I have received several very negative reports on the state of interoperability of tools using XML Schema. The reports come from users from users at a large bank, a fortune 500 company, and a military.
The most common complaint is tools that generate ambiguous XML Schemas. Obviously XML Spy has been the top of the list here, but also there is an IBM tool guilty too, I am told. Ambiguous schemas effectively break everything downstream, regardless of whether some fantasy version of XML Schemas would have been better without them. I call on the workshop or the Schema WG to strongly deprecate implemenations that generate (rather than accept) ambiguous schemas.
(A related complaint, though probably out-of-scope from the committee, is tools that generate non-WF DTDs from XML Schemas. I have also experienced, though not in 2005, tools that generate invalid XML Schemas too. )
Among other complaints are:

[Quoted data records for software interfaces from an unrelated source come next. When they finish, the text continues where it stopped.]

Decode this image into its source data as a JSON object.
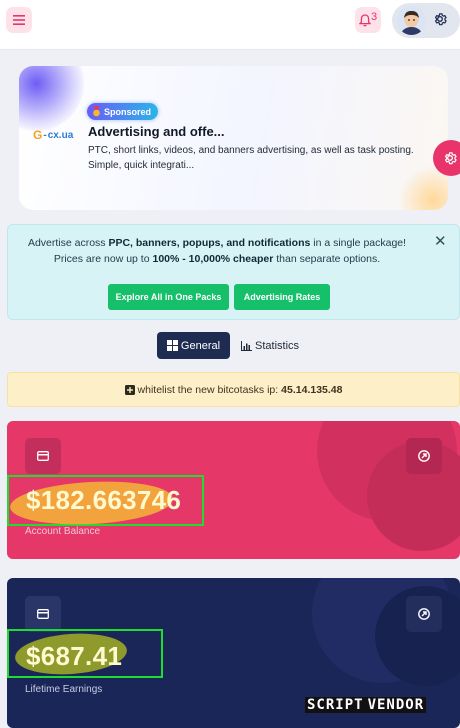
{
  "header": {
    "notification_count": "3"
  },
  "sponsored": {
    "badge_label": "Sponsored",
    "logo_text": "cx.ua",
    "title": "Advertising and offe...",
    "description_line1": "PTC, short links, videos, and banners advertising, as well as task posting.",
    "description_line2": "Simple, quick integrati..."
  },
  "promo": {
    "line1_pre": "Advertise across ",
    "line1_bold": "PPC, banners, popups, and notifications",
    "line1_post": " in a single package!",
    "line2_pre": "Prices are now up to ",
    "line2_bold": "100% - 10,000% cheaper",
    "line2_post": " than separate options.",
    "close_symbol": "✕",
    "button_packs": "Explore All in One Packs",
    "button_rates": "Advertising Rates"
  },
  "tabs": [
    {
      "label": "General",
      "active": true
    },
    {
      "label": "Statistics",
      "active": false
    }
  ],
  "whitelist": {
    "text": "whitelist the new bitcotasks ip:",
    "ip": "45.14.135.48"
  },
  "cards": {
    "balance": {
      "amount": "$182.663746",
      "label": "Account Balance"
    },
    "earnings": {
      "amount": "$687.41",
      "label": "Lifetime Earnings"
    }
  },
  "watermark": {
    "brand_part1": "SCRIPT",
    "brand_part2": "VENDOR"
  },
  "colors": {
    "accent_pink": "#e8336b",
    "balance_card": "#e53768",
    "earnings_card": "#1b2658",
    "green_button": "#16c06b",
    "highlight_box": "#1fdc33"
  }
}
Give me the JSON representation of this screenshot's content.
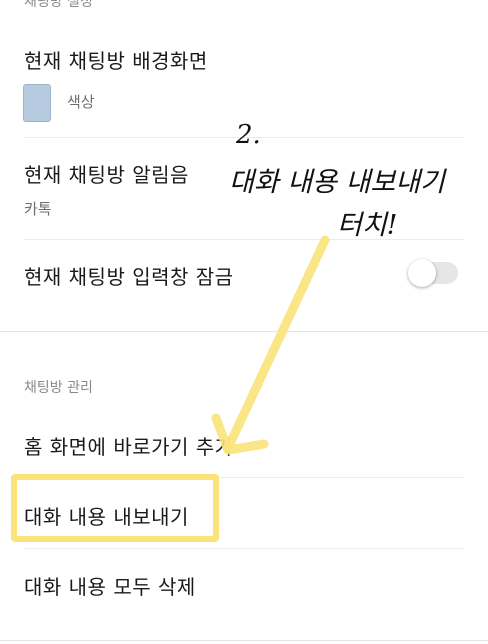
{
  "top_section": {
    "header": "채팅방 설정",
    "background": {
      "title": "현재 채팅방 배경화면",
      "color_label": "색상",
      "swatch_color": "#b7cbe0"
    },
    "notification": {
      "title": "현재 채팅방 알림음",
      "value": "카톡"
    },
    "input_lock": {
      "title": "현재 채팅방 입력창 잠금",
      "toggle_on": false
    }
  },
  "management_section": {
    "header": "채팅방 관리",
    "items": [
      {
        "label": "홈 화면에 바로가기 추가"
      },
      {
        "label": "대화 내용 내보내기"
      },
      {
        "label": "대화 내용 모두 삭제"
      }
    ]
  },
  "annotation": {
    "step_number": "2.",
    "line1": "대화 내용 내보내기",
    "line2": "터치!",
    "highlight_color": "#fbe37a"
  }
}
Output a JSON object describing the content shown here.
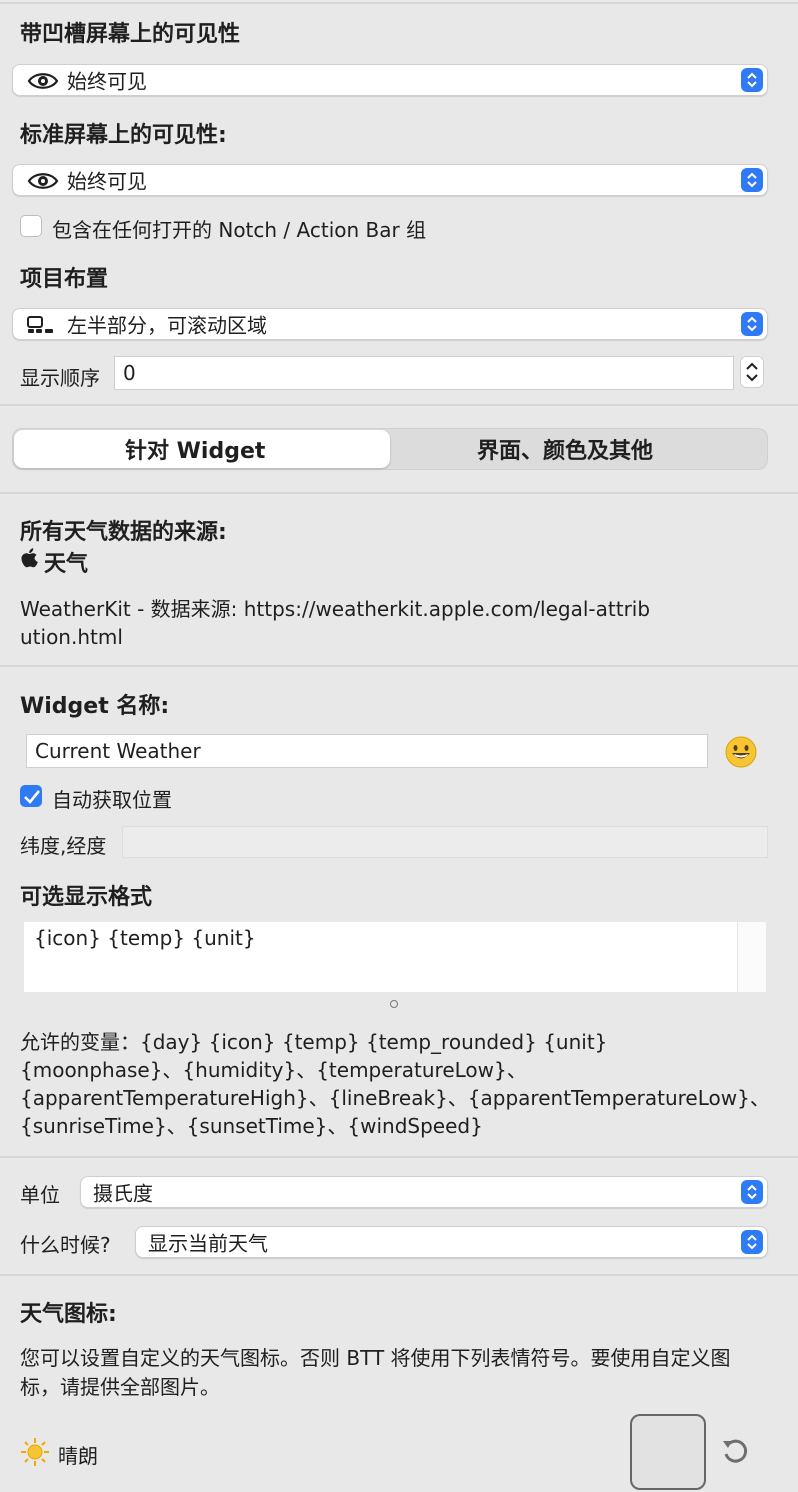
{
  "visibility": {
    "notch_heading": "带凹槽屏幕上的可见性",
    "notch_value": "始终可见",
    "standard_heading": "标准屏幕上的可见性:",
    "standard_value": "始终可见",
    "include_checkbox_label": "包含在任何打开的 Notch / Action Bar 组",
    "include_checked": false
  },
  "placement": {
    "heading": "项目布置",
    "value": "左半部分，可滚动区域",
    "order_label": "显示顺序",
    "order_value": "0"
  },
  "tabs": [
    {
      "label": "针对 Widget",
      "active": true
    },
    {
      "label": "界面、颜色及其他",
      "active": false
    }
  ],
  "source": {
    "heading": "所有天气数据的来源:",
    "provider": "天气",
    "attribution": "WeatherKit - 数据来源: https://weatherkit.apple.com/legal-attribution.html"
  },
  "widget": {
    "name_heading": "Widget 名称:",
    "name_value": "Current Weather",
    "auto_location_label": "自动获取位置",
    "auto_location_checked": true,
    "latlon_label": "纬度,经度",
    "latlon_value": "",
    "format_heading": "可选显示格式",
    "format_value": "{icon} {temp} {unit}",
    "variables_text": "允许的变量：{day} {icon} {temp} {temp_rounded} {unit} {moonphase}、{humidity}、{temperatureLow}、{apparentTemperatureHigh}、{lineBreak}、{apparentTemperatureLow}、{sunriseTime}、{sunsetTime}、{windSpeed}"
  },
  "units": {
    "unit_label": "单位",
    "unit_value": "摄氏度",
    "when_label": "什么时候?",
    "when_value": "显示当前天气"
  },
  "icons": {
    "heading": "天气图标:",
    "description": "您可以设置自定义的天气图标。否则 BTT 将使用下列表情符号。要使用自定义图标，请提供全部图片。",
    "row_label": "晴朗"
  },
  "colors": {
    "accent": "#2f7bf5",
    "background": "#e8e8e8"
  }
}
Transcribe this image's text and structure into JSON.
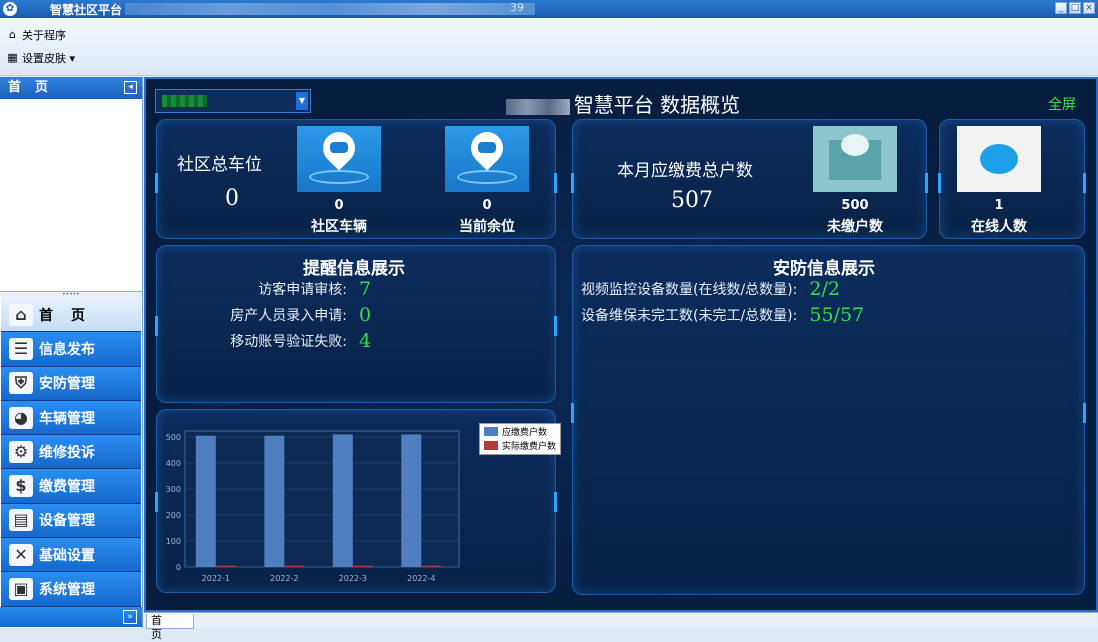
{
  "window": {
    "title": "智慧社区平台",
    "title_tail": "39",
    "controls": [
      "_",
      "□",
      "×"
    ]
  },
  "menu": {
    "about": "关于程序",
    "skin": "设置皮肤 ▾"
  },
  "sidebar": {
    "header": "首页",
    "collapse_glyph": "◂",
    "splitter": "•••••",
    "expand_glyph": "»",
    "items": [
      {
        "label": "首页",
        "icon": "home-icon",
        "glyph": "⌂",
        "active": true
      },
      {
        "label": "信息发布",
        "icon": "list-icon",
        "glyph": "☰",
        "active": false
      },
      {
        "label": "安防管理",
        "icon": "basket-icon",
        "glyph": "⛨",
        "active": false
      },
      {
        "label": "车辆管理",
        "icon": "car-icon",
        "glyph": "◕",
        "active": false
      },
      {
        "label": "维修投诉",
        "icon": "gears-icon",
        "glyph": "⚙",
        "active": false
      },
      {
        "label": "缴费管理",
        "icon": "coin-icon",
        "glyph": "$",
        "active": false
      },
      {
        "label": "设备管理",
        "icon": "tablet-icon",
        "glyph": "▤",
        "active": false
      },
      {
        "label": "基础设置",
        "icon": "tools-icon",
        "glyph": "✕",
        "active": false
      },
      {
        "label": "系统管理",
        "icon": "monitor-icon",
        "glyph": "▣",
        "active": false
      }
    ]
  },
  "dashboard": {
    "title": "智慧平台 数据概览",
    "fullscreen": "全屏",
    "parking": {
      "total_label": "社区总车位",
      "total_value": "0",
      "vehicles_value": "0",
      "vehicles_label": "社区车辆",
      "remaining_value": "0",
      "remaining_label": "当前余位"
    },
    "fees": {
      "label": "本月应缴费总户数",
      "value": "507",
      "unpaid_value": "500",
      "unpaid_label": "未缴户数"
    },
    "online": {
      "value": "1",
      "label": "在线人数"
    },
    "reminders": {
      "title": "提醒信息展示",
      "rows": [
        {
          "label": "访客申请审核:",
          "value": "7"
        },
        {
          "label": "房产人员录入申请:",
          "value": "0"
        },
        {
          "label": "移动账号验证失败:",
          "value": "4"
        }
      ]
    },
    "security": {
      "title": "安防信息展示",
      "rows": [
        {
          "label": "视频监控设备数量(在线数/总数量):",
          "value": "2/2"
        },
        {
          "label": "设备维保未完工数(未完工/总数量):",
          "value": "55/57"
        }
      ]
    }
  },
  "chart_data": {
    "type": "bar",
    "categories": [
      "2022-1",
      "2022-2",
      "2022-3",
      "2022-4"
    ],
    "series": [
      {
        "name": "应缴费户数",
        "values": [
          505,
          505,
          510,
          510
        ],
        "color": "#4f7fbf"
      },
      {
        "name": "实际缴费户数",
        "values": [
          5,
          5,
          5,
          5
        ],
        "color": "#b23a3a"
      }
    ],
    "ylim": [
      0,
      500
    ],
    "yticks": [
      "0",
      "100",
      "200",
      "300",
      "400",
      "500"
    ],
    "grid": true,
    "legend": "top-right"
  },
  "bottom_tabs": [
    "首页"
  ]
}
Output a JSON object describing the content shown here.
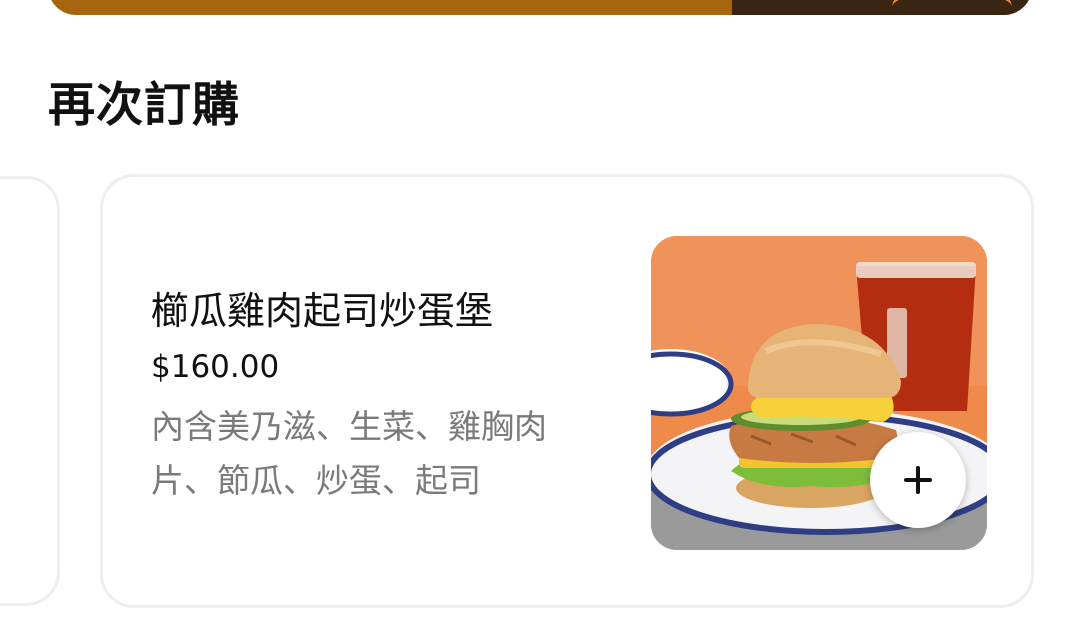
{
  "section": {
    "title": "再次訂購"
  },
  "item": {
    "name": "櫛瓜雞肉起司炒蛋堡",
    "price": "$160.00",
    "description": "內含美乃滋、生菜、雞胸肉片、節瓜、炒蛋、起司",
    "image": "burger-photo",
    "add_icon": "plus-icon"
  },
  "colors": {
    "banner": "#a7650e",
    "banner_dark": "#3a2412",
    "title_text": "#111111",
    "description_text": "#7a7a7a",
    "card_border": "#eeeeee"
  }
}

In the category of bad functionality rather than bugs
That there are still so many problems after these years should show anyone but an ostrich that XML Schemas currently sets the bar too high. The desire of some members of the Schema WG that there should be no subsets ('valid is always valdid') has backfired disasterously, for some users: in fact the lack of a simpler subset has all but guaranteed incompatability.
I believe the way forward is simple, and requires no change to the XML Schemas specification.
As a matter of urgency, some group (the workshop? the Schema WG?) should define a simpler profile of XML which sets a lower bar: both a lower bar to encourage vendors to catch up in any areas they are missing, and also a lower bar for users who are willing to forsake features for conservative interoperability. The profile would suit simple messaging in particular, many data-binding applications, but not be influenced by the needs of prose documents.
The XML Mini-Schema profile would invoke the entire XML Schemas spec, then list the features not to be used: in particular, the dynamic and extensible parts of XML Schemas would not be implemented--
I suggest that the Mini-Schema profile should only deal with issues that have been problematic in implementation. For example, I have not heard of "abstract" causing a problem, so it is not on my list (though if others report issues, it would fit.) Revisiting each feature with a minimalist agenda, for example, would guarantee failure by asking the wrong questions. We don't need to guess what looks too much to implement, the facts speak for themselves that the dynamic and extensible features of XML Schemas, though attractive, are not things that many vendors are compelled to get right.